Why should you attend the NCTE Convention this year? We’re sharing a series of reflections from teachers who attended the 2017 NCTE Annual Convention to help you answer this very question!
November 20, 2017
Five years ago I read a blog post about NCTE in Boston. That post got me to commit to my first NCTE conference in Washington, DC. I haven’t missed one since. It has been and continues to be a place for inspiration and hope.
This week I’ll unpack the experience, bit by bit.
The books are piled on my dining room table.
Books signed by authors.
There is something about having a stack of new books.
One done. One started. One settling in my brain waiting to be reread.
There’s safety in it.
A sense of calm.
It is an entitlement to have access and ability to find books I want to read.
Ones that speak to me.
This week I heard writers share.
How they write.
Why they write.
Jason Reynold’s words dug deep. Demanding attention and action:
I’m trying to write books that are protecting young people from invisibility of their personhood. You’re not just a problem, you’re not just an issue or a disenfranchised child. . . . I refuse to let you be discarded.
We need to bolster humanity in the kids that we pity. They don’t need pity. We need to see them as people, not pitiful.
Kids are just like us. Books that speak to them will be picked up and read. They are not the problem. We are when we don’t see or hear our students.This demands we look closely at our books and our practices around books.
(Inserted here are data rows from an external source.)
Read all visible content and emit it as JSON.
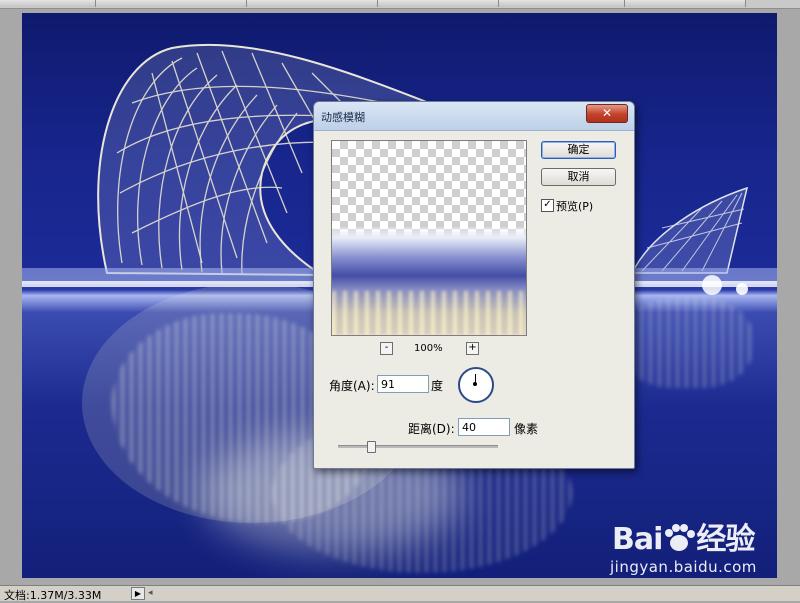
{
  "statusbar": {
    "doc_info": "文档:1.37M/3.33M"
  },
  "watermark": {
    "brand_left": "Bai",
    "brand_right": "经验",
    "url": "jingyan.baidu.com"
  },
  "dialog": {
    "title": "动感模糊",
    "close_label": "✕",
    "ok_label": "确定",
    "cancel_label": "取消",
    "preview_label": "预览(P)",
    "preview_checked": true,
    "zoom_out_label": "-",
    "zoom_in_label": "+",
    "zoom_level": "100%",
    "angle_label": "角度(A):",
    "angle_value": "91",
    "angle_unit": "度",
    "distance_label": "距离(D):",
    "distance_value": "40",
    "distance_unit": "像素"
  },
  "colors": {
    "canvas_sky": "#17258c",
    "dialog_bg": "#ecebe4",
    "close_red": "#c2422c",
    "accent_blue": "#2d5bb6"
  }
}
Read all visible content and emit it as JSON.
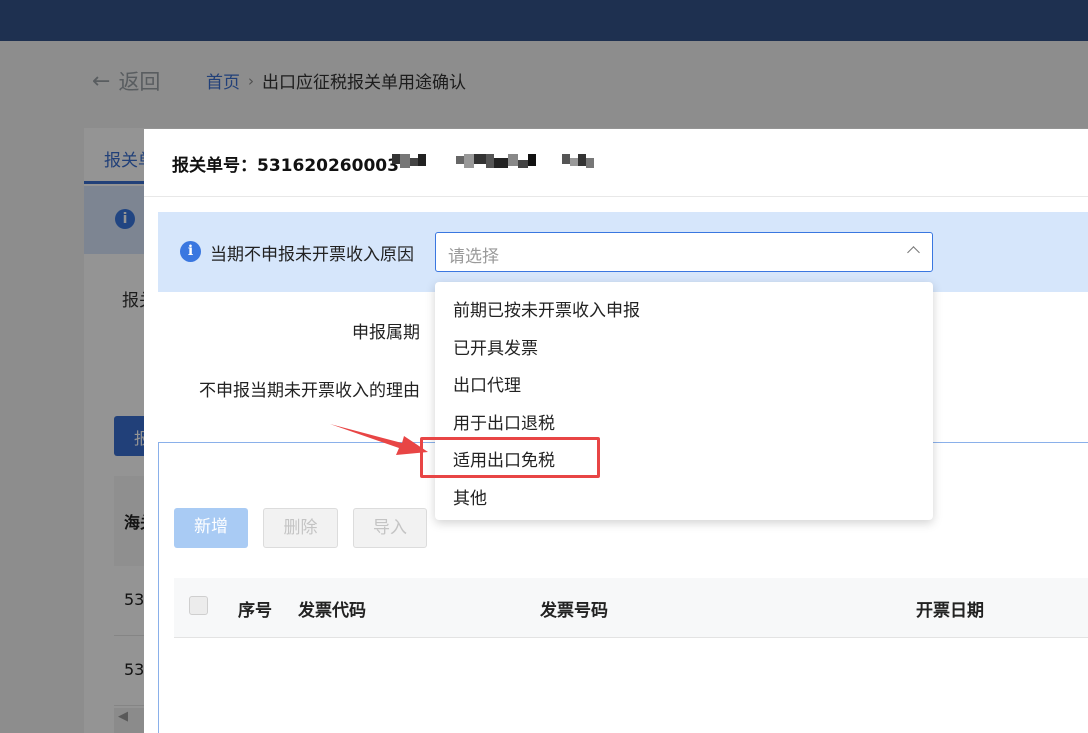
{
  "background": {
    "back_label": "返回",
    "breadcrumb": {
      "home": "首页",
      "separator": "›",
      "current": "出口应征税报关单用途确认"
    },
    "tab_label": "报关单",
    "info_icon_glyph": "i",
    "label_fragment": "报关单",
    "button_fragment": "报",
    "table_header_fragment": "海关",
    "row_values": [
      "53",
      "53"
    ],
    "scroll_arrow": "◀"
  },
  "modal": {
    "declaration_label": "报关单号：",
    "declaration_number_visible": "531620260003",
    "info_icon_glyph": "i",
    "reason_label": "当期不申报未开票收入原因",
    "reason_placeholder": "请选择",
    "period_label": "申报属期",
    "no_declare_reason_label": "不申报当期未开票收入的理由",
    "buttons": {
      "add": "新增",
      "delete": "删除",
      "import": "导入"
    },
    "table_headers": {
      "seq": "序号",
      "invoice_code": "发票代码",
      "invoice_number": "发票号码",
      "invoice_date": "开票日期"
    }
  },
  "dropdown": {
    "options": [
      "前期已按未开票收入申报",
      "已开具发票",
      "出口代理",
      "用于出口退税",
      "适用出口免税",
      "其他"
    ],
    "highlighted_index": 4
  },
  "colors": {
    "topbar": "#34548a",
    "primary": "#3a77e0",
    "info_bar": "#d6e6fb",
    "annotation": "#e84545"
  }
}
If those books do not fit a child, that child does not fit in our classroom, and that child is unseen. Why should they want to read?
We might start out our school year with a reading inventory.
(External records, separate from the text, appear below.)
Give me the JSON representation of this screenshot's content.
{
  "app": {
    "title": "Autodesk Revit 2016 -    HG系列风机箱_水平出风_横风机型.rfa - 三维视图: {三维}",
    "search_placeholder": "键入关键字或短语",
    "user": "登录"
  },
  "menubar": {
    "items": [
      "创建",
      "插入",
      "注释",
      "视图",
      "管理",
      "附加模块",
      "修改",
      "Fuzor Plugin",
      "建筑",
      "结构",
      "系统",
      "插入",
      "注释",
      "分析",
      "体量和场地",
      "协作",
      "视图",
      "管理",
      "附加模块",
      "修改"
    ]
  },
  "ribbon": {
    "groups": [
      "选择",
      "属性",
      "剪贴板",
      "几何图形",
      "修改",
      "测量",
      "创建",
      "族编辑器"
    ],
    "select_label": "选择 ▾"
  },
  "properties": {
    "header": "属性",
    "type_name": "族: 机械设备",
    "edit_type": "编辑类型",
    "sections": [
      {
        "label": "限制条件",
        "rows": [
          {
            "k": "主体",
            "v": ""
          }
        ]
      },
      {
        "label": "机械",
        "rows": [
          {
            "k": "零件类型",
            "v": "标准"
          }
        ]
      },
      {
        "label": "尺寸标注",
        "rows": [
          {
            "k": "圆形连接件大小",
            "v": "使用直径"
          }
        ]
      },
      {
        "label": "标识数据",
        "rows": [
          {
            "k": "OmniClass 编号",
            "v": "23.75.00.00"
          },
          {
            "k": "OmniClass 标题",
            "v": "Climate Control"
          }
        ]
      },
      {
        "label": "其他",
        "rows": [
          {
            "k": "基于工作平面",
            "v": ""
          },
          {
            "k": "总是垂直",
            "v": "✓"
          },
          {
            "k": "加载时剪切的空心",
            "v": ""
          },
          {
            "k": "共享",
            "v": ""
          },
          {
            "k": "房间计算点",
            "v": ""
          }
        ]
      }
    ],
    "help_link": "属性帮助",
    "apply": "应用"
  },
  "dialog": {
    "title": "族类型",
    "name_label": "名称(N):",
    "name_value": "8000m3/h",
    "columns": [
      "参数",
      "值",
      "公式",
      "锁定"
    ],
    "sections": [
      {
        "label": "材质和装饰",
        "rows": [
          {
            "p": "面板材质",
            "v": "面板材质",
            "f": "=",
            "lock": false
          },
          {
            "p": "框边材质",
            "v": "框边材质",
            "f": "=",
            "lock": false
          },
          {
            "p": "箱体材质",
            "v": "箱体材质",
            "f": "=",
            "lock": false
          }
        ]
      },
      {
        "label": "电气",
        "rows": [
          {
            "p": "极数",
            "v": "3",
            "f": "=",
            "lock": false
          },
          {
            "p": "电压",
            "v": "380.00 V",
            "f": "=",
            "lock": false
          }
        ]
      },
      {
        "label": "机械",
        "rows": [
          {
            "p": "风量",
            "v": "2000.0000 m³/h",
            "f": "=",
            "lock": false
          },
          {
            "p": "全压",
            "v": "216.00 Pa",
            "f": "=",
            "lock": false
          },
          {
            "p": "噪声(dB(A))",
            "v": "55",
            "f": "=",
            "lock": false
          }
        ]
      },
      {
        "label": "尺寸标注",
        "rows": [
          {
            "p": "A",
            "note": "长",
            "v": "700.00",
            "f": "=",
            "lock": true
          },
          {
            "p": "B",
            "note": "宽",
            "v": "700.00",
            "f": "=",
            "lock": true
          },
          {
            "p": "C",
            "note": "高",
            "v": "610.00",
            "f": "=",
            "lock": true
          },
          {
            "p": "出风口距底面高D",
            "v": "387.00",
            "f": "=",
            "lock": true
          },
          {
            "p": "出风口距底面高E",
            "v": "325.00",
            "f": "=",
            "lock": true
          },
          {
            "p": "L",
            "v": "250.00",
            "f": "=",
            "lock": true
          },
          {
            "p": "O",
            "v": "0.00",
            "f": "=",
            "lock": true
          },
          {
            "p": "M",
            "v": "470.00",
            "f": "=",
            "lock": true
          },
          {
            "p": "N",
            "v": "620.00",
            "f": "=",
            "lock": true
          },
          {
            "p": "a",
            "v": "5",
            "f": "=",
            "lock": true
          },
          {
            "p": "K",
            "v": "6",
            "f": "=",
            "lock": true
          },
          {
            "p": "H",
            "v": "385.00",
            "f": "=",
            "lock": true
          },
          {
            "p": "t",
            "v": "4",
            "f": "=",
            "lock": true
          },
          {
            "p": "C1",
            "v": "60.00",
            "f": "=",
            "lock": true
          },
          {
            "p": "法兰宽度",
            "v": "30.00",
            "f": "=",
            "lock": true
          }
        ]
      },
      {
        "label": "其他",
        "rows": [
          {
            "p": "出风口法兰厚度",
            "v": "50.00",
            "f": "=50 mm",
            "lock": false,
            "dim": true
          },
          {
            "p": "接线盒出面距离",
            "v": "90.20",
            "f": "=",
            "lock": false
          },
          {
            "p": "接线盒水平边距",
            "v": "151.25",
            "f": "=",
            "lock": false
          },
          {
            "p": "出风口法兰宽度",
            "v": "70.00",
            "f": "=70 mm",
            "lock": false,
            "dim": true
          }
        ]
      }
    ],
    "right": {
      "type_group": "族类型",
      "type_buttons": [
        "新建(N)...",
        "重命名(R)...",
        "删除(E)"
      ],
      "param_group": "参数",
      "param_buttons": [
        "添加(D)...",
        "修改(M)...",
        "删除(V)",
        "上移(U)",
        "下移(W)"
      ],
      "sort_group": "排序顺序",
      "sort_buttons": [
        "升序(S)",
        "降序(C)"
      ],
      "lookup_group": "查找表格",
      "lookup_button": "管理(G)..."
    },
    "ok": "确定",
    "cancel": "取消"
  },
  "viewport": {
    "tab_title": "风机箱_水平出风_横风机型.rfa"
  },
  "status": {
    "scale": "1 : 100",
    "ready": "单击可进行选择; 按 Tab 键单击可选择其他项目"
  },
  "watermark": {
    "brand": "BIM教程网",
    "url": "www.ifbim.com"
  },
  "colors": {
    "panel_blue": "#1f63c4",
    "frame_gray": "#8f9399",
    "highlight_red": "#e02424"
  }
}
With questions like, what books do you love?
But how many of those books are on our shelves?
How and how often do we explore what our kids want to read?
It’s there to be seen. But do we look?
How many students don’t know there could be books to love?
What are we doing to see our young people? What are we doing to protect them?
We need to ask and listen.
Provide some white space as Jacqueline Woodson does in her books.
Woodson’s words ring in my ears:
. . . not only do you have a right to be here you have right to be here fabulously . . .
I want to stay visible . . . the people I love to stay visible. I want people to be seen. I want their lives to matter.
And these words:
The DNA we are walking through this world with is complicated. How do we teach people we consider as ‘others’ when we are the gatekeepers?
Time to look and listen deeply.
Think about the time we have with children.
Commit to our beliefs and figure out how to open the gates and let them in.